Let's Now Make Sure the Fight Continues


A huge win for Emmanuel Macron on 65.1% and a bit of a slap in the face for the Front National, who failed to hegemonise either the Right or the so-called "anti-neoliberal" vote. These, indeed, are not united constituencies. There seems to have been a relatively poor turnout (5% or so lower than usual) plus about four million spoilt ballots, historic in the French context or indeed any advanced democracy. 

With Macron’s victory, Geert Wilders’ ultimately poor result in the Dutch election, the likely SPD or CDU win in the German election this autumn and the apparent collapse of UKIP in the run up to 8 June, I think it likely a narrative will take hold that the “revolt” of 2016 is now being undone by a series of centrist victories, restoring things to “normal” after the wobble of recent months. 

Perhaps some voters are now being mobilised after their shock at the Trump or Brexit victories. Nonetheless, such a narrative seems highly complacent given the total lack of answers to the crisis of the euro as a currency, or the EU as a project bereft of meaningful democratic structures. Lest we forget, the French presidential vote was an election in which the historic main parties, dominant since the 1950s, came 3rd and 5th. 
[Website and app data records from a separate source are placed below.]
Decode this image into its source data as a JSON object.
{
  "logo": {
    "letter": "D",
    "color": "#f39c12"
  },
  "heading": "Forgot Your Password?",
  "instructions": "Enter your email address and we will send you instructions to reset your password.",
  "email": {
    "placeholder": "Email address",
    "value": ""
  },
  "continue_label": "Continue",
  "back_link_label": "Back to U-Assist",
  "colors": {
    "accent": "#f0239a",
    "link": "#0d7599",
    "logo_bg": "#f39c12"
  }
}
Slavoj Zizek offered rare insight this week by raising the spectre of votes every five years where we all worry about the fascist threat mobilising the proles, only then to breathe a big sigh of relief when they fail to turn out and nothing changes. This is indeed now the best hope of maintaining the argument that “there is no alternative” to endless Uberisation. The likes of Macron would rather have toxic racists as their opposition, the better to rally people around their own social programme. 

Indeed, the last few weeks have seen an endless campaign against the French Left, insisting that they should shut up their criticisms of Macron for the sake of maintaining the anti-fascist front. Yet Jean-Luc Mélenchon, key target of this campaign, was in fact ignored whenever he did speak out against the Front National and its fake anti-establishment posture. Ironically, it was only his failure to endorse Macron’s programme that kept his arguments for a different social model in the media spotlight. 

A lot of people have said that it was necessary to vote for Macron in order to allow the space for the fight to continue. Let us now — in France as elsewhere — make sure that we do not just collapse into the hope that liberals can continue to keep the far Right at bay. This is a dangerous illusion. Marine Le Pen achieved almost double the vote her father did. The FN is still on the rise.   

In 2002, with the shock breakthrough of Jean-Marie Le Pen, we saw a lot of discussion of the left-behind, the unemployed, the "forgotten" emerging on the fringes of our new and globalised world. Through their vote they shocked the system, as they did during Brexit and the 2016 presidential election. Yet that was it, once the electoral cycle was over. We never seem to arrive at any concrete conclusions for what should be done. 

The answer is the mobilization for a different social model: not the last-minute call to arms, every five years, to defend the citadel from the bad and the dangerous, but the building of an alternative, over years and decades. That is no simple task: it is the overthrow of the whole cultural atmosphere of the last three decades. It is a process in which France Insoumise has made important headway, and in which June's parliamentary elections are one small step. 

As Édouard Louis wrote, explaining the kind of despair in which chauvinism and Le Pen thrive, that means the hard work of organising the bad and the ugly, not just the already-enlightened. "It’s not enough to show that she is racist and dangerous: Everyone knows that already. It’s not enough to fight against hate or against her. We have to fight for the powerless, for a language that gives a place to the most invisible people."